#### Goal of the exercise
Determine how many lines of the data below contain "files", then give only that number.

#### Data for this exercise
══════════

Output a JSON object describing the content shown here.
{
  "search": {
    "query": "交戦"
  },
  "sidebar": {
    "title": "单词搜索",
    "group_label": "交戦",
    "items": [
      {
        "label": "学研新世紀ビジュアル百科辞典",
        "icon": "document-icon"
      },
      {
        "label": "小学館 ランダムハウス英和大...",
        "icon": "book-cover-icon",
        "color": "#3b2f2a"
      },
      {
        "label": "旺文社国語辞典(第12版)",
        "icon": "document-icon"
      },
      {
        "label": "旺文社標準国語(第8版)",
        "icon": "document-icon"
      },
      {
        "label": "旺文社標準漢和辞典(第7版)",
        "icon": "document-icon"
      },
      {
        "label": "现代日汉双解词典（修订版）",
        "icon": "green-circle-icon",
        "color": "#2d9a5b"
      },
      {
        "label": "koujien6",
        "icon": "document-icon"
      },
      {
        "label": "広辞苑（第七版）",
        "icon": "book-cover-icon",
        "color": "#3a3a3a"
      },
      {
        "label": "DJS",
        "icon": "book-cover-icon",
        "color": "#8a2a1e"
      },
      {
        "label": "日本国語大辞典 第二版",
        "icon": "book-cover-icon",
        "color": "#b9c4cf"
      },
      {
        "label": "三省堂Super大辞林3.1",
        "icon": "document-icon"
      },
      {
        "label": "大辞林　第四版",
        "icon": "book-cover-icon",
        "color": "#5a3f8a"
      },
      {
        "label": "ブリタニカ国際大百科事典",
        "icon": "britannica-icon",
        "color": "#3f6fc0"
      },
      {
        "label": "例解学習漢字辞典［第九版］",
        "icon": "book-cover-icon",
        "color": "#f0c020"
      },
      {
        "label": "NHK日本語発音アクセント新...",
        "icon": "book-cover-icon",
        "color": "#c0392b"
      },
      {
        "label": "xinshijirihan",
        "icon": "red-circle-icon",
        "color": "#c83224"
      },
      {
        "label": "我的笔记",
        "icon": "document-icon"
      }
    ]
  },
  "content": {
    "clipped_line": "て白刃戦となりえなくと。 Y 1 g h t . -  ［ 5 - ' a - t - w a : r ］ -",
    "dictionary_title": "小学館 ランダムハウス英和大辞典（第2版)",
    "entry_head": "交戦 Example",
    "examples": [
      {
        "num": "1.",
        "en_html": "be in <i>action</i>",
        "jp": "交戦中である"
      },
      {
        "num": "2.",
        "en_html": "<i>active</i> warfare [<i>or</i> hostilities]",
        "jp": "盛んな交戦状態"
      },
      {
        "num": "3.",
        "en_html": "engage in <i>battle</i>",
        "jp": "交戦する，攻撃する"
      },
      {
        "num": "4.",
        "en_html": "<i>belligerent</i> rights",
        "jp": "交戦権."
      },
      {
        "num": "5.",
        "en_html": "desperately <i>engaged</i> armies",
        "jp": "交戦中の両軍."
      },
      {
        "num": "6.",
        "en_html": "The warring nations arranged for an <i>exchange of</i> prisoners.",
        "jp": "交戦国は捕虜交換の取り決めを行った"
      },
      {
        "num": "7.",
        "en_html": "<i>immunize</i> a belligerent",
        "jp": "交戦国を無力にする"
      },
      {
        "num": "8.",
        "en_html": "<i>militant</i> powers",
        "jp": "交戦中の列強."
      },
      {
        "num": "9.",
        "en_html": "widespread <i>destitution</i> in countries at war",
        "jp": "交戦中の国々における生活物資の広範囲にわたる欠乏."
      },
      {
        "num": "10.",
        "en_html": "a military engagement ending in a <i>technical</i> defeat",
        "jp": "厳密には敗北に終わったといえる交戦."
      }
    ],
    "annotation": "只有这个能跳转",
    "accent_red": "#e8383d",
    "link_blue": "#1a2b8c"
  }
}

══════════

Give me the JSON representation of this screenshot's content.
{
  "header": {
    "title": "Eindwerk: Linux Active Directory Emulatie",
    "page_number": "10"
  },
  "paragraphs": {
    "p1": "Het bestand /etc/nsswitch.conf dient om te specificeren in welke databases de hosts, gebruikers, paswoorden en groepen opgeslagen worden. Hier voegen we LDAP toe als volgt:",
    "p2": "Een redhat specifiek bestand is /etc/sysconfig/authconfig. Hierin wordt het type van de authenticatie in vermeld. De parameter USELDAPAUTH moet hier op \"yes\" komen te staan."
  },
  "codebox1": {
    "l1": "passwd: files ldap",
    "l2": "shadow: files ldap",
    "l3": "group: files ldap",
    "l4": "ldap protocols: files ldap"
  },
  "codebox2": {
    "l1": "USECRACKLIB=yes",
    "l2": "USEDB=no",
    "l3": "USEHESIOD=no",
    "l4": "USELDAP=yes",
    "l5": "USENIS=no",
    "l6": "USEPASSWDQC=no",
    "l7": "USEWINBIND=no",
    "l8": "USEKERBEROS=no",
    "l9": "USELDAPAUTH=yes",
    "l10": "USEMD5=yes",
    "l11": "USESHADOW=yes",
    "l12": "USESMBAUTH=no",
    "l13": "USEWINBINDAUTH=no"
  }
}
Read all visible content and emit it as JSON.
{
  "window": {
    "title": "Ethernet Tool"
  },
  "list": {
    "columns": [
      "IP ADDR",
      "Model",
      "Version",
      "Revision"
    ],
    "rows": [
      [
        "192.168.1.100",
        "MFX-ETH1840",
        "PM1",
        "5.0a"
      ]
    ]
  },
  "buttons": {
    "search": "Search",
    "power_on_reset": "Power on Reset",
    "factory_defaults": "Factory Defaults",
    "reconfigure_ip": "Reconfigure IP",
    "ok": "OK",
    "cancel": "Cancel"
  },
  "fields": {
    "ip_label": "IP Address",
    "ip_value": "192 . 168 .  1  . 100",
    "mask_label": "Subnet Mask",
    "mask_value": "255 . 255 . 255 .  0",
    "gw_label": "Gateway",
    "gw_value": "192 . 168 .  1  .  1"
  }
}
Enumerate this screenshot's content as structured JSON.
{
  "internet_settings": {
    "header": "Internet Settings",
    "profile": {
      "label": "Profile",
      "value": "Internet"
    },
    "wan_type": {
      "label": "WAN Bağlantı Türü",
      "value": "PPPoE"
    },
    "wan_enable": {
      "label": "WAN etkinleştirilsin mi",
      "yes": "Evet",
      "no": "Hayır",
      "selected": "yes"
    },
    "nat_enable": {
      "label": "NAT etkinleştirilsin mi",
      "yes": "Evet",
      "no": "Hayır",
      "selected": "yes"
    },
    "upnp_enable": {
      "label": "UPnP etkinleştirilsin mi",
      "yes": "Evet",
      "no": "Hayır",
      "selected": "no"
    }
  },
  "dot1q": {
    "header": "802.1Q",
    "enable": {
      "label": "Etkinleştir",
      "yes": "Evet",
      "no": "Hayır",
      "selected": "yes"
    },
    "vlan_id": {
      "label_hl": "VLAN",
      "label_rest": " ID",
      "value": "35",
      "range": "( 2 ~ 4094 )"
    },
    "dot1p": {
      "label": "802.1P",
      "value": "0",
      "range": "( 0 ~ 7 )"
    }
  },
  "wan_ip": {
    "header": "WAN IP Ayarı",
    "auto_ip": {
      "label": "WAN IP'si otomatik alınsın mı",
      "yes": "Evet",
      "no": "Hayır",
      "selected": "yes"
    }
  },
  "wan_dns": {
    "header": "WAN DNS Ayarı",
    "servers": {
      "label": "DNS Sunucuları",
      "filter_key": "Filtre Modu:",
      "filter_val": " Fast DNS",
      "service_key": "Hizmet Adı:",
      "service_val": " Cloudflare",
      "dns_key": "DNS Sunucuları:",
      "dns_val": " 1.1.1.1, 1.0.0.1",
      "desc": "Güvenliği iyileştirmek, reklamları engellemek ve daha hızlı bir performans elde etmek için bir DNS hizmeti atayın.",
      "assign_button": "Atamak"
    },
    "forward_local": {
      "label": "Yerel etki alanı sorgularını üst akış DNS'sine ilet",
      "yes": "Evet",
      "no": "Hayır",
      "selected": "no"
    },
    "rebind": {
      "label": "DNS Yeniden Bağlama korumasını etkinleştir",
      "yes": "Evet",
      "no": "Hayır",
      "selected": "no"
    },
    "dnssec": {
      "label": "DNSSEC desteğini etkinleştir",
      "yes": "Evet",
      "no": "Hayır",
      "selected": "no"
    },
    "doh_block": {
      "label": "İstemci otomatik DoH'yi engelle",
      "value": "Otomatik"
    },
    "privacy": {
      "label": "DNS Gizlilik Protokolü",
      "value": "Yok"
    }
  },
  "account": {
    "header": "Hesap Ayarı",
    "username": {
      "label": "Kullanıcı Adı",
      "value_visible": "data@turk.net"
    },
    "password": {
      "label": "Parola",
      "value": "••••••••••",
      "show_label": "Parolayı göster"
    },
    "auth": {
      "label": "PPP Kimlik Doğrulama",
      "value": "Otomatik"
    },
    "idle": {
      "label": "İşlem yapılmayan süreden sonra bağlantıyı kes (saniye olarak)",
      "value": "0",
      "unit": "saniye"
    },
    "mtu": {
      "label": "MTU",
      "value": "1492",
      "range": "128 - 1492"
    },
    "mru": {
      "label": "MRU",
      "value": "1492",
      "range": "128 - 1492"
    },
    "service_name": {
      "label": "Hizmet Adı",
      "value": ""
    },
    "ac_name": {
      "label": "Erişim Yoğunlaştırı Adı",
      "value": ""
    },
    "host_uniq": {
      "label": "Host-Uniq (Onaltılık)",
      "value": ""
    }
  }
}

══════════

#### Output of the exercise
4